We stayed at Fitzroy River Lodge Caravan Park. It is on the Fitzroy River and next to the replacement bridge, currently under construction.
The construction site office and accommodation had been set up in the park. About 20 or more mobile accommodation units as well as various other temporary buildings as offices. We felt very safe with so many construction workers coming and going. We also saw police cars patrolling the park ever hour or so.
The next morning we crossed the temporary bridge.
We had planned to head straight to Eighty Mile beach, 700 km away. But we noticed the lock on the caravan door was broken and the door would not lock. So we detoured to Broome where we could get it fixed, an extra 70km.
Refulled at Sandfire Roadhouse as the sun went down.
Driving the 10km dirt road into Eighty Mile Beach caravan park in the dark with cattle walking beside the road, was slow and nerve wracking. But we made it without kissing any cows with our bull bar.
Eighty Mile Beach
Eighty Mile Beach is actually 220km (136 miles) long, it is where the Indian Ocean meets the Great Sandy Desert.
The nearest towns are Broome 376 km north, or Port Hedland 252 km south.
Eighty Mile Beach Caravan Park is shady, very quiet and right next to the beach.
The main form of recreation here is fishing (sadly we didn’t bring any rods with us)
Beach buggies were very popular for fishing, such an amazing array of different set ups. We thought at first the park must hire them, but everyone brings their own.
Although the water was a beautiful turquoise blue, it was also very cloudy which made swimming unpopular. The sand was not granular like on east coast beaches, it was more like a fine cement dust, mixed with shells.
Such an array of colours and shapes.
There were a lot of skeletons of Cake Urchins or Metalia Spatagus, on the beach as well as hundreds of sand dollars, another type of sea urchin. Eccentric Sand Dollars or Dendraster excentricus are the most common type found in Australia.
I was setting out our collection of shells when to my great surprise, one got up and walked away.
We both felt a great sense of responsibility for the little chap. After some enthusiastic debate we decided the safest time to release him was at dusk so he was less likely to get picked up again. He did himself no favours by choosing a particularly beautiful shell as his home. Keeping him cool, hydrated, and entertained for the afternoon was quite a challenge. He was incredibly fast and active.

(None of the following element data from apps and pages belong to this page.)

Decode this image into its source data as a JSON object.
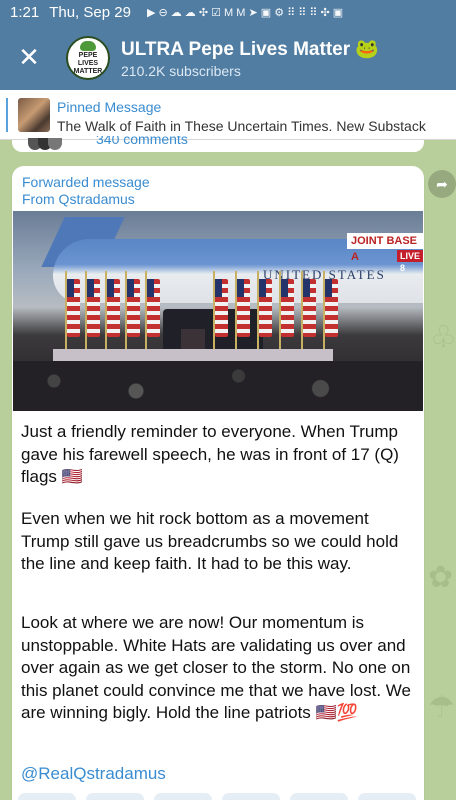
{
  "status_bar": {
    "time": "1:21",
    "date": "Thu, Sep 29",
    "icons": [
      "notification-icons",
      "wifi-icon",
      "battery-icon"
    ]
  },
  "header": {
    "back_icon": "close-icon",
    "channel_name": "ULTRA Pepe Lives Matter 🐸",
    "subscribers": "210.2K subscribers",
    "avatar_text": [
      "PEPE",
      "LIVES",
      "MATTER"
    ],
    "bg_color": "#517da2"
  },
  "pinned": {
    "label": "Pinned Message",
    "text": "The Walk of Faith in These Uncertain Times.  New Substack",
    "accent": "#3a8cd1"
  },
  "previous_post": {
    "comments_label": "340 comments"
  },
  "post": {
    "forwarded_label": "Forwarded message",
    "from_label": "From Qstradamus",
    "photo": {
      "banner": "JOINT BASE A",
      "live": "LIVE | 8",
      "plane_text": "UNITED STATES"
    },
    "paragraph_1": "Just a friendly reminder to everyone. When Trump gave his farewell speech, he was in front of 17 (Q) flags 🇺🇸",
    "paragraph_2": "Even when we hit rock bottom as a movement Trump still gave us breadcrumbs so we could hold the line and keep faith. It had to be this way.",
    "paragraph_3": "Look at where we are now! Our momentum is unstoppable. White Hats are validating us over and over again as we get closer to the storm. No one on this planet could convince me that we have lost. We are winning bigly. Hold the line patriots 🇺🇸💯",
    "signature": "@RealQstradamus"
  },
  "colors": {
    "chat_bg": "#b9cf9b",
    "link": "#3a8cd1"
  }
}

It was a bitter sweet farewell, we had become quite fond of him.
The purpose built sunset platform was a great place to meet and chat with fellow travellers.
Cheers til next time, Helen and Tim
In loving memory of Berice Down. A truly beautiful soul, gone but never forgotten ❤️